Digitally remastered by Joe Tarantino (1987, Fantasy Studios, Berkeley, California)
The most easily available of tenor saxophonist Paul Gonsalves' infrequent sessions as a leader, this CD is a straight reissue of his original Jazzland LP. Three songs (including two ballads) showcase Gonsalves in a quartet with pianist Wynton Kelly, bassist Sam Jones and drummer Jimmy Cobb, while five other pieces add cornetist Nat Adderley (in his prime during the era) to the band. The music is straight-ahead and shows that Gonsalves was quite capable of playing with younger "modernists."
All Music Guide
========= from the cover ==========

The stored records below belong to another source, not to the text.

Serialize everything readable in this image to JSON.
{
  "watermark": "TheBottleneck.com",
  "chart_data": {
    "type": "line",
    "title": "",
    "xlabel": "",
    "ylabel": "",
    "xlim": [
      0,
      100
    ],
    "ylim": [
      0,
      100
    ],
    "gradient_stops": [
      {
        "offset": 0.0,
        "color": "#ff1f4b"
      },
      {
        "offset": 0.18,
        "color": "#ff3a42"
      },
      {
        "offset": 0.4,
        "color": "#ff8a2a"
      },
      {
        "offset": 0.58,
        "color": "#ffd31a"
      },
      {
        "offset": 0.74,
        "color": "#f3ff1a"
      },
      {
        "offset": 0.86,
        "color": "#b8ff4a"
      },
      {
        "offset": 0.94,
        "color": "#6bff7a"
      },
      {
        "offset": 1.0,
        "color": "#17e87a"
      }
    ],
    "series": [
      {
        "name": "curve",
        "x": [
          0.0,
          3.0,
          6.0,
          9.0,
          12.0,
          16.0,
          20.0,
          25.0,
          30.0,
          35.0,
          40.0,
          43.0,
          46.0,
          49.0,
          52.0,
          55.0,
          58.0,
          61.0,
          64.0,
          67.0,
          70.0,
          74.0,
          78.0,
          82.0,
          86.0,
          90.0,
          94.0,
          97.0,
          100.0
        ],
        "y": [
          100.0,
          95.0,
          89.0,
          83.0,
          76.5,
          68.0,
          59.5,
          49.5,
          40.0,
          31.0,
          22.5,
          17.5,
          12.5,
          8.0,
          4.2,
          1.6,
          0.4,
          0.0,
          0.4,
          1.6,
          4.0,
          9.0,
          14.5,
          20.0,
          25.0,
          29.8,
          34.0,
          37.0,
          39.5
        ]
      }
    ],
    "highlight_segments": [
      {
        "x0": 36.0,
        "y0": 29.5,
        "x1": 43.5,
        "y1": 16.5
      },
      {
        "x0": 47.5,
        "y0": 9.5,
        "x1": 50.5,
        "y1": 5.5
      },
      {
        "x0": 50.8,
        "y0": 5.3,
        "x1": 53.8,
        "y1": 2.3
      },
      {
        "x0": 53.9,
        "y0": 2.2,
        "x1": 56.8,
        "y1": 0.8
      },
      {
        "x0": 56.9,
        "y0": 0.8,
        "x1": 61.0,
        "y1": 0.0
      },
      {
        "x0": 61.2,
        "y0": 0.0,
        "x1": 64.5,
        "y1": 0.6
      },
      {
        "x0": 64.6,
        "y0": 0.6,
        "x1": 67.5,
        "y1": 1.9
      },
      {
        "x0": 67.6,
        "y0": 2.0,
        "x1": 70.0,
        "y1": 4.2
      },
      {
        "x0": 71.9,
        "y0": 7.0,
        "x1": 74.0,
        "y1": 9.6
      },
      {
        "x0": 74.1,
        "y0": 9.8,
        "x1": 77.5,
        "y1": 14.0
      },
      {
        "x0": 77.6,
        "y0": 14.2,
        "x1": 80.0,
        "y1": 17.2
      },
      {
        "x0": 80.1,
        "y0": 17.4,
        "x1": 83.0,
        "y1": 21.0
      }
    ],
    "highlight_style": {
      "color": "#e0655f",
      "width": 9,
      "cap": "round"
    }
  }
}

Paul Gonsalves is one of those known as an "Ellington musician" - and quite properly so, for he has been a key member of the Duke's sax section for a full decade. Being a long-time Ellington man is in itself a solid stamp of approval, for that leader has always managed to surround himself with top-level men, and has certainly never tolerated mediocrity for very long. Over the years, Duke's sidemen have of course often led groups on records. But perhaps the most intriguing fact about this album is the quickly-obvious point that it is a most unusual recording to have been made by an "Ellington musician," breaking all the 'rules' for such dates. For there are no other Ellingtonians, past or present, on hand here, and no tunes associated with the Duke!
Quite deliberately, Gonsalves is "Gettin' Together" here with some of the best 'blowing' musicians available for a free-swinging session that demonstrates Paul's ability to stand up and take care of business in a very different context from the one he is usually associated with. The tenor man (whose big, round, hearty tone is in sharp contrast to his thin face and quiet manner) can play with the best of them. And this fact has never been a secret to musicians. Thus the kind of men he wanted to have on his album turned out to be delighted at being offered the chance to get with Gonsalves. It is therefore no accident that you find him surrounded by top talent from two of the foremost small groups in jazz today: Wynton Kelly and Jimmy Cobb being two-thirds of Miles Davis' rhythm section; and Sam Jones and Nat Adderley from the Cannonball Adderley Quintet.
Gonsalves was born in Boston (on July 12, 1920) and raised in Pawtucket, Rhode Island. In the early 1940s he was a prominent member of Sabby Lewis' Boston band; after Army service, he played with Count Basie and Dizzy Gillespie before joining Ellington in 1950.
Paul wryly notes that most people know of him primarily because of the sensational impact of the 28 (or was it 29?) choruses he played between Crescendo in Blue and Diminuendo in Blue during an Ellington appearance at a Newport Jazz Festival in the late '50s. But his repertoire here covers a lot more ground than that: beginning with a remarkable soft-swinging version of the standard Yesterday, he moves through a collection of hard-cookers, blues and ballads (displaying an unsuspected and impressive mastery of ballad tempo on / Surrender Dear and / Cover the Waterfront). It is all accomplished in a manner that is sure to be a considerable and pleasant surprise to a lot of people who have previously type-cast Gonsalves as limited to the strictly - Ellington groove.